AMANPOUR: And, finally after all your experience and this unbelievable experience you've had up in space, what would you say to young boys and

girls who either looking for a career or an experience here or in the greater world. Whether it's about climate or the political issues and gun

control, what would you say to young people?

KELLY: You know, my experience in being part of NASA over 20 years and flying in space and spending all this time on the space station the

facility is absolutely amazing that we built this thing, it weighs a million pounds, the side of a football pitch. We did this as this

international partnership of 15 countries, different languages, different cultures, different ways of doing things.

We can do anything. We can go to Mars if we want to go to Mars, we can cure cancer if we put the resources behind it, we can fix our problems with

the environment, issues that we have especially in the United States which we have many.
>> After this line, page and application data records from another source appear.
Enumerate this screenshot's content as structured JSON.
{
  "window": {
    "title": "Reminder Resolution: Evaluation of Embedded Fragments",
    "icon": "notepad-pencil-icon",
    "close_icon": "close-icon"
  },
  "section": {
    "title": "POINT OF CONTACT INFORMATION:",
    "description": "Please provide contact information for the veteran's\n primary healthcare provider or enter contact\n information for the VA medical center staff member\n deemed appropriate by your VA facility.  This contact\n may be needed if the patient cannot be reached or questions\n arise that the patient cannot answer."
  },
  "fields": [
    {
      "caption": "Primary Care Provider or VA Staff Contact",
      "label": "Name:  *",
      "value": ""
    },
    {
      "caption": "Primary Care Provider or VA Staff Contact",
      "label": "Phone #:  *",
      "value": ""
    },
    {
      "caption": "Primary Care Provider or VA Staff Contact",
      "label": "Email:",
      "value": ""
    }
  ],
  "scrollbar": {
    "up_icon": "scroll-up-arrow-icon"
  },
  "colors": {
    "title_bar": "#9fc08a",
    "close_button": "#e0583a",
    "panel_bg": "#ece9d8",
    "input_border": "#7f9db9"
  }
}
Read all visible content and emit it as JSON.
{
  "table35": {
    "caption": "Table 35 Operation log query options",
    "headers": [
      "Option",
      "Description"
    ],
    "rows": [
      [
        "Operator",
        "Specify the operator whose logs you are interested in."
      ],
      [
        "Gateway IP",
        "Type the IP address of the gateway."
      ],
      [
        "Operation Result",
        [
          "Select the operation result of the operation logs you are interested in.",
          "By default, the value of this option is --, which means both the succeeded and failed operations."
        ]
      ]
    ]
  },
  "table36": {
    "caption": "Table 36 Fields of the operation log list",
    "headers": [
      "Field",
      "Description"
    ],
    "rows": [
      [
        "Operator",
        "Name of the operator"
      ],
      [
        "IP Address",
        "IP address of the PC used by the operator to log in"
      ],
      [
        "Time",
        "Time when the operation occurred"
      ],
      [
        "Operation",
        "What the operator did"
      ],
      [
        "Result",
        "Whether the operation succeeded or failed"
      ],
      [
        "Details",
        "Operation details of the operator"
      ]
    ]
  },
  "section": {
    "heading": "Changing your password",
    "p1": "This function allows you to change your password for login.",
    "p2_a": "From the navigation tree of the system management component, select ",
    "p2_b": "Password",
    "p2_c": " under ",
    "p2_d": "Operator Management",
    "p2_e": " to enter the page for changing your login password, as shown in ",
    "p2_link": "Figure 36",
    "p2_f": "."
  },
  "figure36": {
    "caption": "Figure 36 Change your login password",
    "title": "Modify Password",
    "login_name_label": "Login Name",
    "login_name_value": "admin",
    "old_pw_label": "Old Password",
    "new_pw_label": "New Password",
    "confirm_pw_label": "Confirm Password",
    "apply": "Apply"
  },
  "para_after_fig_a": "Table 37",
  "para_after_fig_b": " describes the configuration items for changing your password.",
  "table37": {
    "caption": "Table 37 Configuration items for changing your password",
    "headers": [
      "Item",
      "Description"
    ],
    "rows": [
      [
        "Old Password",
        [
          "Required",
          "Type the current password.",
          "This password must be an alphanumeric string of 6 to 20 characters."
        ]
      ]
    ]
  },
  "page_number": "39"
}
I am - was absolutely inspired that if we can dream it we can do it. And I encourage kids out to find the things they are passionate about and go out

there and fix them because these are problems, problems can be solves.

AMANPOUR: And, we close on that incredible image of Mars.

KELLY: Look at that.

AMANPOUR: Look at that. Scott Kelly, thank you so much.

KELLY: Pleasure to be here. Thank you.

AMANPOUR: The view from space. Now, you heard me read out the anti-CNN tweet from Egypt's foreign ministry spokesman earlier. So, next when the

leader of the free world joins the clamor imagine a world without a credible, free and independent press.


AMANPOUR: Imagine a world where the President of the United States escalates his war with the free press. Over Thanksgiving weekend he

Tweetedthis broadsided, CNN International. Outside of the U.S., CNN International is still a major source of fake news and they represent our

nation to the world very poorly. The outside world does not see the truth from them.

Now Trump followed up today, kind of challenging us all to a dual. This is shocking for what it says about the state of mind of the leader of the free

world and for all that authorizing authoritarian regimes around the world to target CNN and other independent news outlets.

My colleague, Ben Wedeman, responded to Trump with this illustrated Tweet. At CNN International we shed blood to bring you the news. Nothing fake

about that. And I Tweeted about my own experience, for instance, dodging bullets with colleagues while covering the Bosnian War, and I also showed

CNN camera woman, Margaret Moth, who was shot in the face during that war.

Trumps Tweet prompted a flood of support to CNN and all journalists who are willing to sacrifice in pursuit of the truth. Without that sacrifice and

that service, all that remains is propaganda and lies, damned lies.

That is it for our program tonight. Remember, you can listen to our podcast at any time. You can see us online at And follow me

on Facebook and Twitter. Thanks for watching and good bye from London.